Although it is also a spider organization, the Scottish Rite (here I must qualify that my comments apply only to the Northern Masonic Jurisdiction, as I am unfamiliar with the Southern), of all masonic groups, is perhaps the best situated to face the challenges in the 21st Century. As an institution, it is the largest and wealthiest masonic body in the U.S.A. Of all masonic bodies, its leaders seem most acutely aware of the need to modernize its organization. Its leaders not only preach change but are actually putting into practice that change that they preach. Almost everyone in the NMJ is by now familiar with the new I.C.E. concept which instructs that our Scottish Rite programs be Inspirational, Convenient, and Enjoyable.
But the brutal truth is that Scottish Rite is a stone giant with feet of clay. It is still strong, but it stands on the state grand lodge system upon which it is wholly dependent for its prospective members and therefore for its future. What the Scottish Rite needs to survive is a growing pool of Master Masons. Unless the Scottish Rite plans to start making new Masons on its own, its prospect for growth is not very promising. Where will the Scottish Rite find its candidates? New lodges could help address the membership gap.
But whether the Scottish Rite starts making its own Master Masons or finding them in new places, either road would lead to the same end: a growing body of Masons independent of mainstream grand lodges. If all concerned were willing to meet on the level, new systems could work in concert with the present grand lodge system. Nothing says that the systems must be mutually exclusive. In fact, a rational approach would be to encourage all alternatives and to let them compete with one another, and through the competitive process improve Freemasonry overall. Clearly the Ancient Accepted Scottish Rite would be the primary beneficiary of this competition, and in fact, its survival may depend on it.

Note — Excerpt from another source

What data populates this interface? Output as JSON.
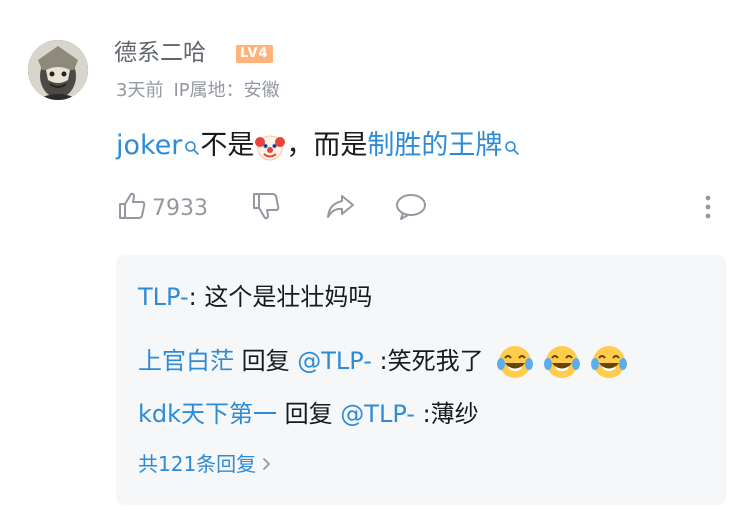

In conclusion, the great Temple of Solomon is the perfect symbol for Freemasonry. Like it, our Temple has been laid waste by the ruthless hand of ignorance, the devastations of war, and the unsparing ravages of barbarous force. But, the destruction of Solomon’s Temple did not destroy the Jewish people or their culture; they and their culture thrive in spite of the loss. Their ultimate triumph serves as an example for the potential to build a growing network of new masonic lodges, all working to call the very best people together to labor for the betterment of all humanity. A Freemasonry for the 21st Century!
Freemasonry for the 21st Century
[i] Brafman, Ori and Rod A. Beckstrom. The Starfish and the Spider: The Unstoppable Power of Leaderless Organizations. New York: Penguin Group, 2006.
[ii] To classify an organization as a spider or a starfish, Brafman and Beckstrom ask the following ten questions: 1. Is there a person in charge? 2. Are there headquarters? 3. If you thump it on the head, will it die? 4. Is there a clear division of roles? 5. If you take out a unit, is the organization harmed? 6. Are knowledge and power concentrated or distributed? 7. Is the organization flexible or rigid? 8. Can you count the employees or participants? 9. Are working groups funded by the organization or are they self-funded? 10. Do working groups communicate directly or through intermediaries? Brafman, 46-53.
[iii] Brafman, 36
[iv] Brafman, 35.
[v] Brafman, 21.
[vi] Napster II, Kazaa, K+, Grokster, eDonkey, and ultimately eMule
[vii] Brafman, 74.
[viii] See generally,
[ix] Brafman, 39-40.
[x] Brafman, 40.
[xi] Brafman, 41.
[xii] Brafman, 45.
[xiii] §34.02(h)(3) Ohio Masonic Code.
[xiv] Hamill, 47